  2. ^ Johnson p 359
  3. ^ "The News and Eastern Townships Advocate - Google News Archive Search". news.google.com.
  4. ^ "The Age - Google News Archive Search". news.google.com.
  5. ^ Cooke, Helen. "After Hope". The New Yorker.
  6. ^ "Princeton Alumni Weekly". 1957.
  7. ^ "The Michigan Daily - Google News Archive Search". news.google.com.
  8. ^ a b A TOWN CALLED HOLLYWOOD: Nunnally Johnson Gambles on Chorines and Baldheads; Scheuer, Philip K. Los Angeles Times (1923-1995); Los Angeles, Calif. [Los Angeles, Calif]27 Mar 1955: E2.
  9. ^ Marilyn Monroe Begins Work on Comedy Film in January Hopper, Hedda. Chicago Daily Tribune 6 Dec 1954: c12.
  10. ^ SINATRA TO STAR IN MUSICAL FILM: He Will Appear in Lasky's Salute to Young America, 'The Big Brass Band' By THOMAS M. PRYOR The New York Times. 17 Dec 1954: 36.
  11. ^ Studio Suspends Marilyn for Failure to Report Hopper, Hedda. Los Angeles Times 16 Jan 1955: A.
  12. ^ Sheree North Joining All-Star Cast at 20th Hopper, Hedda. Los Angeles Times 19 Jan 1955: B6.
  13. ^ Johnson p 358-359
  14. ^ METRO WILL FILM GRAZIANO STORY New York Times 20 Jan 1955: 35.
  15. ^ Of Local Origin New York Times Y]26 Jan 1955: 22.
  16. ^ DISNEY RELEASES TV SERIES AS FILM: By THOMAS M. PRYORSpecial to The New York Times. New 26 Feb 1955: 12.
  17. ^ Johnson p 359
  18. ^ 'The Top Box-Office Hits of 1955', Variety Weekly, January 25, 1956

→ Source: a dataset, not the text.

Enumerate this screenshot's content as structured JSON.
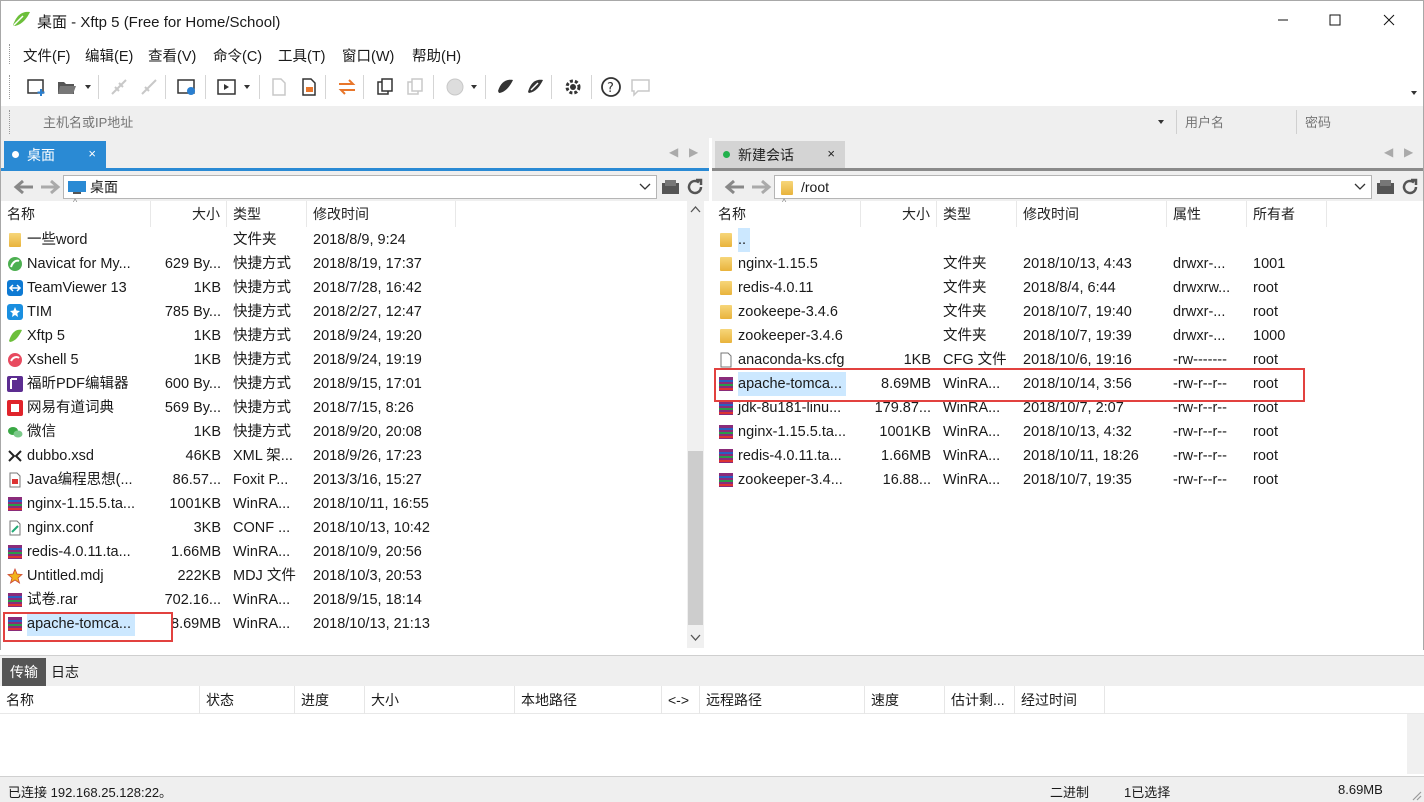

Notes

External links

This page was last edited on 11 September 2020, at 23:41
Basis of this page is in Wikipedia. Text is available under the CC BY-SA 3.0 Unported License. Non-text media are available under their specified licenses. Wikipedia® is a registered trademark of the Wikimedia Foundation, Inc. WIKI 2 is an independent company and has no affiliation with Wikimedia Foundation.